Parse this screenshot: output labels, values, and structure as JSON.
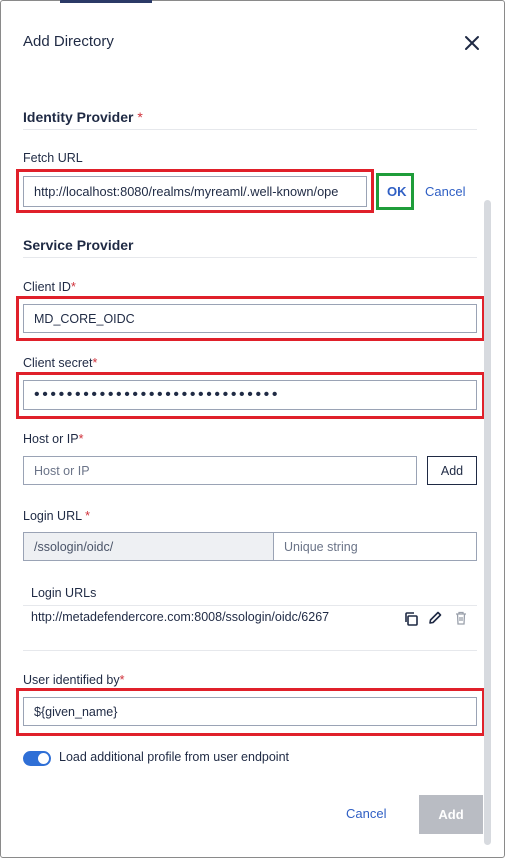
{
  "dialog": {
    "title": "Add Directory"
  },
  "identity_provider": {
    "heading": "Identity Provider",
    "required_mark": "*",
    "fetch_url_label": "Fetch URL",
    "fetch_url_value": "http://localhost:8080/realms/myreaml/.well-known/ope",
    "ok_label": "OK",
    "cancel_label": "Cancel"
  },
  "service_provider": {
    "heading": "Service Provider",
    "client_id_label": "Client ID",
    "client_id_value": "MD_CORE_OIDC",
    "client_secret_label": "Client secret",
    "client_secret_value": "••••••••••••••••••••••••••••••",
    "host_label": "Host or IP",
    "host_placeholder": "Host or IP",
    "host_add_label": "Add",
    "login_url_label": "Login URL",
    "login_url_prefix": "/ssologin/oidc/",
    "login_url_placeholder": "Unique string",
    "login_urls_heading": "Login URLs",
    "login_urls": [
      "http://metadefendercore.com:8008/ssologin/oidc/6267"
    ],
    "user_identified_label": "User identified by",
    "user_identified_value": "${given_name}",
    "load_profile_label": "Load additional profile from user endpoint",
    "load_profile_enabled": true,
    "required_mark": "*"
  },
  "footer": {
    "cancel_label": "Cancel",
    "add_label": "Add"
  },
  "colors": {
    "highlight_red": "#e0202a",
    "highlight_green": "#1f9d3a",
    "link": "#2f5fc4",
    "toggle": "#2f6fd6"
  }
}
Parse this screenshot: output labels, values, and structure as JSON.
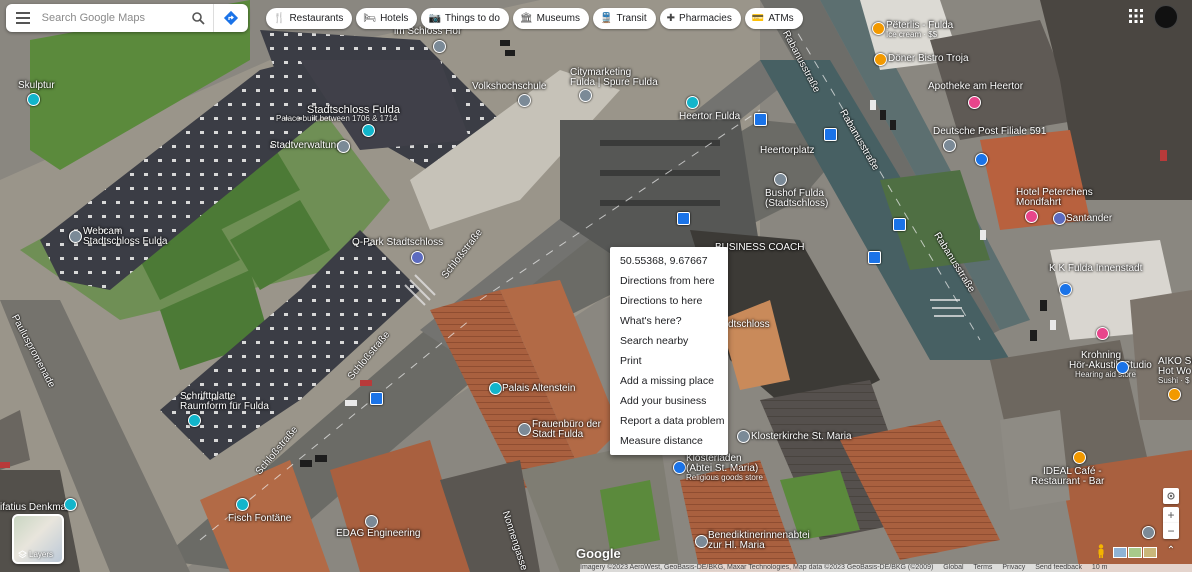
{
  "search": {
    "placeholder": "Search Google Maps"
  },
  "chips": [
    {
      "icon": "restaurant-icon",
      "glyph": "🍴",
      "label": "Restaurants"
    },
    {
      "icon": "hotel-icon",
      "glyph": "🛏",
      "label": "Hotels"
    },
    {
      "icon": "camera-icon",
      "glyph": "📷",
      "label": "Things to do"
    },
    {
      "icon": "museum-icon",
      "glyph": "🏛",
      "label": "Museums"
    },
    {
      "icon": "transit-icon",
      "glyph": "🚆",
      "label": "Transit"
    },
    {
      "icon": "pharmacy-icon",
      "glyph": "✚",
      "label": "Pharmacies"
    },
    {
      "icon": "atm-icon",
      "glyph": "💳",
      "label": "ATMs"
    }
  ],
  "context_menu": {
    "coordinates": "50.55368, 9.67667",
    "items": [
      "Directions from here",
      "Directions to here",
      "What's here?",
      "Search nearby",
      "Print",
      "Add a missing place",
      "Add your business",
      "Report a data problem",
      "Measure distance"
    ]
  },
  "map": {
    "places": {
      "skulptur": "Skulptur",
      "im_schloss_hof": "im Schloss Hof",
      "stadtschloss": "Stadtschloss Fulda",
      "stadtschloss_sub": "Palace built between 1706 & 1714",
      "stadtverwaltung": "Stadtverwaltung",
      "volkshochschule": "Volkshochschule",
      "citymarketing": "Citymarketing",
      "citymarketing2": "Fulda | Spure Fulda",
      "heertor_fulda": "Heertor Fulda",
      "heertorplatz": "Heertorplatz",
      "bushof": "Bushof Fulda",
      "bushof2": "(Stadtschloss)",
      "business_coach": "BUSINESS COACH",
      "webcam": "Webcam",
      "webcam2": "Stadtschloss Fulda",
      "qpark": "Q-Park Stadtschloss",
      "palais": "Palais Altenstein",
      "frauenbuero": "Frauenbüro der",
      "frauenbuero2": "Stadt Fulda",
      "schrifttplatte": "Schrifttplatte",
      "schrifttplatte2": "Raumform für Fulda",
      "klosterkirche": "Klosterkirche St. Maria",
      "klosterladen": "Klosterladen",
      "klosterladen2": "(Abtei St. Maria)",
      "klosterladen_sub": "Religious goods store",
      "benediktinerinnen": "Benediktinerinnenabtei",
      "benediktinerinnen2": "zur Hl. Maria",
      "edag": "EDAG Engineering",
      "fisch": "Fisch Fontäne",
      "denkmal": "ifatius Denkmal",
      "schloss_partial": "dtschloss",
      "peperis": "Pëterlis - Fulda",
      "peperis_sub": "Ice cream · $$",
      "bistro": "Döner Bistro Troja",
      "apotheke": "Apotheke am Heertor",
      "post": "Deutsche Post Filiale 591",
      "peterchens": "Hotel Peterchens",
      "peterchens2": "Mondfahrt",
      "santander": "Santander",
      "kk": "K K Fulda Innenstadt",
      "krohning": "Krohning",
      "krohning2": "Hör-Akustik Studio",
      "krohning_sub": "Hearing aid store",
      "aiko": "AIKO Su",
      "aiko2": "Hot Wo",
      "aiko_sub": "Sushi · $",
      "ideal": "IDEAL Café -",
      "ideal2": "Restaurant - Bar"
    },
    "roads": {
      "rabanusstrasse": "Rabanusstraße",
      "schlossstrasse": "Schloßstraße",
      "paulustpromenade": "Pauluspromenade",
      "nonnengasse": "Nonnengasse"
    }
  },
  "layers": {
    "label": "Layers"
  },
  "footer": {
    "google": "Google",
    "imagery": "Imagery ©2023 AeroWest, GeoBasis-DE/BKG, Maxar Technologies, Map data ©2023 GeoBasis-DE/BKG (©2009)",
    "global": "Global",
    "terms": "Terms",
    "privacy": "Privacy",
    "feedback": "Send feedback",
    "scale": "10 m"
  },
  "controls": {
    "zoom_in": "+",
    "zoom_out": "−",
    "expand": "⌃"
  },
  "colors": {
    "pin_blue": "#1a73e8",
    "pin_teal": "#12b5cb",
    "pin_gray": "#7b8a97",
    "pin_pink": "#e8458b",
    "pin_orange": "#f29900",
    "roof_red": "#a3583a",
    "roof_dark": "#3a3b42",
    "grass": "#4c7a36",
    "asphalt": "#6b6b66"
  }
}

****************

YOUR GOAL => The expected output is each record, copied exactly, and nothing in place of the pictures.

TASK ANSWER =>
Parse this screenshot: output labels, values, and structure as JSON.
{
  "dialog": {
    "title": "Add Directory"
  },
  "identity_provider": {
    "heading": "Identity Provider",
    "required_mark": "*",
    "fetch_url_label": "Fetch URL",
    "fetch_url_value": "http://localhost:8080/realms/myreaml/.well-known/ope",
    "ok_label": "OK",
    "cancel_label": "Cancel"
  },
  "service_provider": {
    "heading": "Service Provider",
    "client_id_label": "Client ID",
    "client_id_value": "MD_CORE_OIDC",
    "client_secret_label": "Client secret",
    "client_secret_value": "••••••••••••••••••••••••••••••",
    "host_label": "Host or IP",
    "host_placeholder": "Host or IP",
    "host_add_label": "Add",
    "login_url_label": "Login URL",
    "login_url_prefix": "/ssologin/oidc/",
    "login_url_placeholder": "Unique string",
    "login_urls_heading": "Login URLs",
    "login_urls": [
      "http://metadefendercore.com:8008/ssologin/oidc/6267"
    ],
    "user_identified_label": "User identified by",
    "user_identified_value": "${given_name}",
    "load_profile_label": "Load additional profile from user endpoint",
    "load_profile_enabled": true,
    "required_mark": "*"
  },
  "footer": {
    "cancel_label": "Cancel",
    "add_label": "Add"
  },
  "colors": {
    "highlight_red": "#e0202a",
    "highlight_green": "#1f9d3a",
    "link": "#2f5fc4",
    "toggle": "#2f6fd6"
  }
}
Parse this screenshot: output labels, values, and structure as JSON.
{
  "search": {
    "placeholder": "Search Google Maps"
  },
  "chips": [
    {
      "icon": "restaurant-icon",
      "glyph": "🍴",
      "label": "Restaurants"
    },
    {
      "icon": "hotel-icon",
      "glyph": "🛏",
      "label": "Hotels"
    },
    {
      "icon": "camera-icon",
      "glyph": "📷",
      "label": "Things to do"
    },
    {
      "icon": "museum-icon",
      "glyph": "🏛",
      "label": "Museums"
    },
    {
      "icon": "transit-icon",
      "glyph": "🚆",
      "label": "Transit"
    },
    {
      "icon": "pharmacy-icon",
      "glyph": "✚",
      "label": "Pharmacies"
    },
    {
      "icon": "atm-icon",
      "glyph": "💳",
      "label": "ATMs"
    }
  ],
  "context_menu": {
    "coordinates": "50.55368, 9.67667",
    "items": [
      "Directions from here",
      "Directions to here",
      "What's here?",
      "Search nearby",
      "Print",
      "Add a missing place",
      "Add your business",
      "Report a data problem",
      "Measure distance"
    ]
  },
  "map": {
    "places": {
      "skulptur": "Skulptur",
      "im_schloss_hof": "im Schloss Hof",
      "stadtschloss": "Stadtschloss Fulda",
      "stadtschloss_sub": "Palace built between 1706 & 1714",
      "stadtverwaltung": "Stadtverwaltung",
      "volkshochschule": "Volkshochschule",
      "citymarketing": "Citymarketing",
      "citymarketing2": "Fulda | Spure Fulda",
      "heertor_fulda": "Heertor Fulda",
      "heertorplatz": "Heertorplatz",
      "bushof": "Bushof Fulda",
      "bushof2": "(Stadtschloss)",
      "business_coach": "BUSINESS COACH",
      "webcam": "Webcam",
      "webcam2": "Stadtschloss Fulda",
      "qpark": "Q-Park Stadtschloss",
      "palais": "Palais Altenstein",
      "frauenbuero": "Frauenbüro der",
      "frauenbuero2": "Stadt Fulda",
      "schrifttplatte": "Schrifttplatte",
      "schrifttplatte2": "Raumform für Fulda",
      "klosterkirche": "Klosterkirche St. Maria",
      "klosterladen": "Klosterladen",
      "klosterladen2": "(Abtei St. Maria)",
      "klosterladen_sub": "Religious goods store",
      "benediktinerinnen": "Benediktinerinnenabtei",
      "benediktinerinnen2": "zur Hl. Maria",
      "edag": "EDAG Engineering",
      "fisch": "Fisch Fontäne",
      "denkmal": "ifatius Denkmal",
      "schloss_partial": "dtschloss",
      "peperis": "Pëterlis - Fulda",
      "peperis_sub": "Ice cream · $$",
      "bistro": "Döner Bistro Troja",
      "apotheke": "Apotheke am Heertor",
      "post": "Deutsche Post Filiale 591",
      "peterchens": "Hotel Peterchens",
      "peterchens2": "Mondfahrt",
      "santander": "Santander",
      "kk": "K K Fulda Innenstadt",
      "krohning": "Krohning",
      "krohning2": "Hör-Akustik Studio",
      "krohning_sub": "Hearing aid store",
      "aiko": "AIKO Su",
      "aiko2": "Hot Wo",
      "aiko_sub": "Sushi · $",
      "ideal": "IDEAL Café -",
      "ideal2": "Restaurant - Bar"
    },
    "roads": {
      "rabanusstrasse": "Rabanusstraße",
      "schlossstrasse": "Schloßstraße",
      "paulustpromenade": "Pauluspromenade",
      "nonnengasse": "Nonnengasse"
    }
  },
  "layers": {
    "label": "Layers"
  },
  "footer": {
    "google": "Google",
    "imagery": "Imagery ©2023 AeroWest, GeoBasis-DE/BKG, Maxar Technologies, Map data ©2023 GeoBasis-DE/BKG (©2009)",
    "global": "Global",
    "terms": "Terms",
    "privacy": "Privacy",
    "feedback": "Send feedback",
    "scale": "10 m"
  },
  "controls": {
    "zoom_in": "+",
    "zoom_out": "−",
    "expand": "⌃"
  },
  "colors": {
    "pin_blue": "#1a73e8",
    "pin_teal": "#12b5cb",
    "pin_gray": "#7b8a97",
    "pin_pink": "#e8458b",
    "pin_orange": "#f29900",
    "roof_red": "#a3583a",
    "roof_dark": "#3a3b42",
    "grass": "#4c7a36",
    "asphalt": "#6b6b66"
  }
}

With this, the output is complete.